The Executive Committee for the implementation of the Montreal Protocol at its 37th meeting held in July 2002 approved the
foam sector phase-out plan at a total funding level of US$ 5,424,577 to phase-out the remaining
612 ODP tonne of CFC-11 in foam manufacturing.UNDP was responsible for implementation of
A total of 122 foam manufacturing enterprises under this sector plan have phased-out 702 MT of CFC from their process. The project is successful in completely phasing out the CFCs in Foam manufacturing sector in the country.
Structure:The survey of the Foam Sector carried out at the time of the original Country Programme, identified about 235 foam manufacturers in India, using CFCs as blowing agents. About 20% of the enterprises were large/medium-size, while the rest were Small and Medium Enterprises (SMEs) in the unorganized and informal sector.
The sub-sectors identified were rigid polyurethane foam, flexible polyurethane foam, integral skin polyurethane foams, thermoplastics foams (extruded polyethylene and polystyrene foams) and phenolic foams. An important sub-sector in the Foam sector, namely, the flexible slab-stock foam mostly converted from CFCs to methylene chloride as the blowing agent during the 1980s due to economic reasons. The domestic refrigerator manufacturers were important users of CFCs in the rigid polyurethane foam sub-sector. Another important sub-sector within the Foam sector, namely rigid polyurethane foam used in the production of insulated thermo-ware (flasks, casseroles, water-bottles, lunch-boxes, etc), was considered important due to the large number of SMEs involved.
There were four major producers of polyol systems, who formed the main upstream source of raw materials for the polyurethane foam manufacturers and met about half of the total demand. The remaining half of the raw material demand was met through imports.
ODS Consumption in Foam Sector : In 1991, the Foam sector consumed 1,580 MT of CFCs (predominantly CFC-11), which amounted to about 31% of India’s total CFC consumption at that time. It was estimated that the demand for foam products would grow at 15-20% annually until 2010. The Foam sector was therefore identified as a priority sector in India for initiating phase-out activities.
Technology: The following substitute technologies have been identified for phasing-out ODS in the Foam sector.Some of the technologies especially the low GWP technologies are still emerging.
|Sub-sector||Interim Technology||Long Term Technology|
|Flexible Molded PU Foam||Water-based||Water-based|
|Integral Skin PU Foam||HCFC-142b HFCs||Hydrocarbons, Water, Methyl Formate and Methylal|
|Rigid PU Foam||HCFC-141b HFCs||Hydrocarbons, Water, Methyl Formate, Methylal|

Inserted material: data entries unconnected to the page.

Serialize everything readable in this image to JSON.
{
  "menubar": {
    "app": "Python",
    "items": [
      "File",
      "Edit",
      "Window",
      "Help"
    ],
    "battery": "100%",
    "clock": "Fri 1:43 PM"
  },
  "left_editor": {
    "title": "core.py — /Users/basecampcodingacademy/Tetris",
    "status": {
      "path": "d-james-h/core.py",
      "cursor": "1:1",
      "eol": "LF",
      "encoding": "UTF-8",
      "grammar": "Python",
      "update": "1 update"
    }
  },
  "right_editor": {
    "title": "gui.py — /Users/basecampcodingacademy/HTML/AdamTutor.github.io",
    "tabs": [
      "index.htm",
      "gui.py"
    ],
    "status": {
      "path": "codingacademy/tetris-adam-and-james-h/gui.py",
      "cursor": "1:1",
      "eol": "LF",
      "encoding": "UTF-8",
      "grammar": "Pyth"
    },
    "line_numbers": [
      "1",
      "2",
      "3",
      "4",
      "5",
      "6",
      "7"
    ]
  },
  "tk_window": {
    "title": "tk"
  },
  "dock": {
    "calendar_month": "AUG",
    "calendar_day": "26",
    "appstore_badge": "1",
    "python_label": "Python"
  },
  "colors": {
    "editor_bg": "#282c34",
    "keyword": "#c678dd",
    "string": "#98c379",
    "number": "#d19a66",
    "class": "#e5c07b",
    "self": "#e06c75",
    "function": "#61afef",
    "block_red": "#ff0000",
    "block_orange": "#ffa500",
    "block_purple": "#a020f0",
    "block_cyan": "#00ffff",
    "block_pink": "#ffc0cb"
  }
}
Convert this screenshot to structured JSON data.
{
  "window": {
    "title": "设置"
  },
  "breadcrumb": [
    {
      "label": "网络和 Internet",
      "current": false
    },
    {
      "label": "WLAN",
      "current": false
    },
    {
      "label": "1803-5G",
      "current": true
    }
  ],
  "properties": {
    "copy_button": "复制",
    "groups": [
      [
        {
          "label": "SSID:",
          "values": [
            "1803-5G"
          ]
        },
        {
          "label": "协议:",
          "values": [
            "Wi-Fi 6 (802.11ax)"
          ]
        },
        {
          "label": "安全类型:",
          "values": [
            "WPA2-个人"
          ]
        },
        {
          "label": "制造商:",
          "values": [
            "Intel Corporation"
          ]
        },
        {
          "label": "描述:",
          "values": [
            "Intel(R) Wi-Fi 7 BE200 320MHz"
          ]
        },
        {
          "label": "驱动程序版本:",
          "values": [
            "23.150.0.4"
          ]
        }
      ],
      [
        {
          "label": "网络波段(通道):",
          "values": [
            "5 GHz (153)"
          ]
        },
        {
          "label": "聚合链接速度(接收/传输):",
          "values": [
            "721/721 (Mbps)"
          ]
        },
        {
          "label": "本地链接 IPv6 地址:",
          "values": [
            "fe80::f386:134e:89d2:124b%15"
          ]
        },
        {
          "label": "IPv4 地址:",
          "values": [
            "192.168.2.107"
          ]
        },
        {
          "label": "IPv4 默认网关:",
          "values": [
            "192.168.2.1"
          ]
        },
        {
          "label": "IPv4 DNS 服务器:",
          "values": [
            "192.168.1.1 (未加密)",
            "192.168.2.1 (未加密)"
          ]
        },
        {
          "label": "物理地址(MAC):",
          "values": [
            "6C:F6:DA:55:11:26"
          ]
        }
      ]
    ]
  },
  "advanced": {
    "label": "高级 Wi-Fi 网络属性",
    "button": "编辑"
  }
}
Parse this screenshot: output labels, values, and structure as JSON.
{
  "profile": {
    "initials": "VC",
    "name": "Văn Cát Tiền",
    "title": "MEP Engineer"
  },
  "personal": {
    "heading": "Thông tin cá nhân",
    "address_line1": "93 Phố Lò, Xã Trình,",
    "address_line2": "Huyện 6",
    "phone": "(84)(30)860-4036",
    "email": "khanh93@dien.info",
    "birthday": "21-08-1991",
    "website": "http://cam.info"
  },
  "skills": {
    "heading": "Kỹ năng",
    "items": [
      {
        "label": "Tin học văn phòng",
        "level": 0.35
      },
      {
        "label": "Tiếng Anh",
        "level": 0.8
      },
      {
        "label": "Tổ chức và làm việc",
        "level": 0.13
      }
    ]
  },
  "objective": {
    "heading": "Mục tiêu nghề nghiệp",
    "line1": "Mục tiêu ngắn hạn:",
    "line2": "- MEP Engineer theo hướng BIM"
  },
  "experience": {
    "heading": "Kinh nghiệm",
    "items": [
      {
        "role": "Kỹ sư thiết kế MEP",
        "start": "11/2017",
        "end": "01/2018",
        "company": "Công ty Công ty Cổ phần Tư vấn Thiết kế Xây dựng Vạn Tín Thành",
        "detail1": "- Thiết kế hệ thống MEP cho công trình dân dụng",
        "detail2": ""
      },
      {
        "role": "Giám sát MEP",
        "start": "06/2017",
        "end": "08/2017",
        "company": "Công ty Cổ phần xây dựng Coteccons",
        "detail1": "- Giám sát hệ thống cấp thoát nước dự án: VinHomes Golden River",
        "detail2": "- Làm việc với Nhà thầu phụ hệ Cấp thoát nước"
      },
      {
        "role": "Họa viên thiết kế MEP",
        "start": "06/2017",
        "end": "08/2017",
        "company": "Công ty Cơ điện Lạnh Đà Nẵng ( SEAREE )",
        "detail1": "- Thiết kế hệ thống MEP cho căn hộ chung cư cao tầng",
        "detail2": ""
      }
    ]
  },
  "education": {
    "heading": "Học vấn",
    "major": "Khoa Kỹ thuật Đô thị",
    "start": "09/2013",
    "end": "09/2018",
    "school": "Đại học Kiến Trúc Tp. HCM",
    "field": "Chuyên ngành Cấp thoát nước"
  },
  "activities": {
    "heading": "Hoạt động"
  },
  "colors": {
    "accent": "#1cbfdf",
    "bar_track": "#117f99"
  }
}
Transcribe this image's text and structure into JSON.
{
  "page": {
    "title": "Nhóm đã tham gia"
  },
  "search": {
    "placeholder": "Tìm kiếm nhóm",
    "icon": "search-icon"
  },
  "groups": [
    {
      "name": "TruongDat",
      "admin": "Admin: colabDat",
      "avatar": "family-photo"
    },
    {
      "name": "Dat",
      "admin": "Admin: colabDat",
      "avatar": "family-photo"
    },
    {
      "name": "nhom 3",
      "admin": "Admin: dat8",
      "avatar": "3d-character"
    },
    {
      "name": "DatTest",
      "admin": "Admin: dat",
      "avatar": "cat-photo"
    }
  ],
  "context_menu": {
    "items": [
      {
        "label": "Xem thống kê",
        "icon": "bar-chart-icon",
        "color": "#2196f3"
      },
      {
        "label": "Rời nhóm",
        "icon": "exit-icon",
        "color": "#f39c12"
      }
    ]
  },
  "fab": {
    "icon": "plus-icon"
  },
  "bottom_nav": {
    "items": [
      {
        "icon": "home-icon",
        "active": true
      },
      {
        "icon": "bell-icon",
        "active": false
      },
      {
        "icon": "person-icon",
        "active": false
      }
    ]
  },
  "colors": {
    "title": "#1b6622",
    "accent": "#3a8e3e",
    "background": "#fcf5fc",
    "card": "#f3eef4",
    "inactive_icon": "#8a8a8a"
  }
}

|Phenolic Foams||HFCs||Hydrocarbons, Methyl Formate, Methylal|
|Thermoplastic Foams||HFCs||Hydrocarbons, Methyl Formate, Methylal|
It was considered strategically important to support the conversion of manufacturing facilities of the polyol system producers on a priority basis, to enable them to customize non-CFC formulations, thus facilitating ODS phase-out in the downstream foam manufacturers more economically. Also, ODS phase-out in the large number of SMEs operating in this sector, many of which were not identified at the time of the Country Programme preparation, was considered to be a challenge.
The accelerated phase-out of HCFCs would require conversion of foam manufacturing facilities from HCFCs to non-HCFCs like hydrocarbons, HFCs, Methyl Formate, Methylal etc.